|  August 30, 2014  |  
Partly Cloudy   45.0F  |  Forecast »
Bookmark and Share Email this page Email Print this page Print Feed Feed

State, Stakeholders Hold Statewide Suicide Prevention Summit Jan. 11-13

Goal is to identify gaps, ways to strengthen existing network of prevention programs

(Anchorage, AK) — A three-day statewide suicide prevention summit next week in Anchorage aims to identify gaps in the suicide prevention network and ways to fix them. Concerned citizens and involved agencies from around the state will work together at the Alaska Native Tribal Health Consortium in Anchorage, under the summit theme, "Your Life Has Value to Me."

"We have many quality prevention services and programs in place now, but with one of the highest suicide rates in the nation, we need to do more," said Kate Burkhart, executive director of the Advisory Board on Alcoholism and Drug Abuse and the Alaska Mental Health Board. "Over the course of the summit, we'll identify concrete, immediate steps that can be taken at a personal, local and state level to begin to better address our shared challenge of suicide prevention."

The summit co-hosts are the Statewide Suicide Prevention Council and Alaska Native Tribal Health Consortium, in partnership with the Advisory Board on Alcoholism and Drug Abuse (ABADA) and the Alaska Mental Health Board (AMHB), the Division of Behavioral Health, the Alaska Mental Health Trust Authority, and the Alaska Commission on Aging. The Behavioral Health Division, ABADA, AMHB and Commission on Aging are part of the Alaska Department of Health and Social Services.

Participants include regional representatives from around the state: private, public, tribal and education agencies and organizations; clergy and family survivors of suicide.

Alaska’s overall suicide rate is 22 suicides per 100,000 residents, accounting for two-thirds of all violent deaths.

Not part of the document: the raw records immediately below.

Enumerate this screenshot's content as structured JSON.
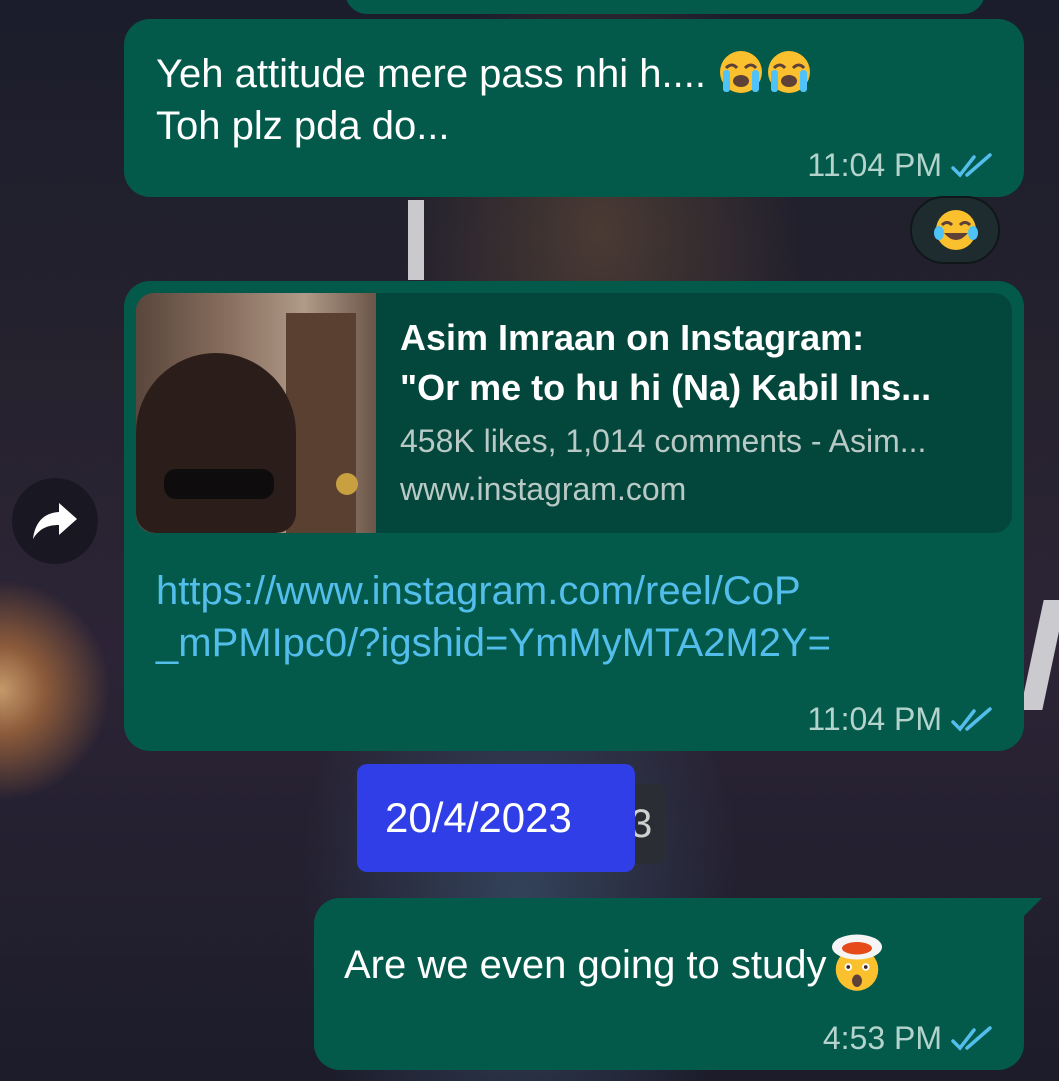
{
  "messages": [
    {
      "line1": "Yeh attitude mere pass nhi h....",
      "line2": "Toh plz pda do...",
      "time": "11:04 PM"
    },
    {
      "preview_title_1": "Asim Imraan on Instagram:",
      "preview_title_2": "\"Or me to hu hi (Na) Kabil Ins...",
      "preview_desc": "458K likes, 1,014 comments - Asim...",
      "preview_domain": "www.instagram.com",
      "url_line1": "https://www.instagram.com/reel/CoP",
      "url_line2": "_mPMIpc0/?igshid=YmMyMTA2M2Y=",
      "time": "11:04 PM"
    },
    {
      "text": "Are we even going to study",
      "time": "4:53 PM"
    }
  ],
  "date_chip": "20/4/2023",
  "date_chip_hidden_suffix": "3",
  "reaction": "face-with-tears-of-joy",
  "icons": [
    "double-check-icon",
    "forward-arrow-icon",
    "loudly-crying-face-emoji",
    "exploding-head-emoji"
  ],
  "colors": {
    "bubble": "#035a4a",
    "preview": "#03463b",
    "link": "#53bdeb",
    "tick": "#53bdeb",
    "date_chip": "#2f3ee6"
  }
}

Regional rates vary widely; the rate in the Northwest Arctic Borough was five times that in Southeast between 1998 and 2007. The needs surrounding suicide prevention are complex, and special attention will be paid to high risk populations including seniors, youth, veterans and Native Alaskans.

“We’re excited the Summit will help us find the strengths and gaps in our safety net so we can make it as strong and stable as possible,” said Brenda Moore, Statewide Suicide Prevention Council chairperson.

For more information, call Kate Burkhart at (907) 465-8920.

Add your comment:
Advertisement
Advertisement
Advertisement
Advertisement
Advertisement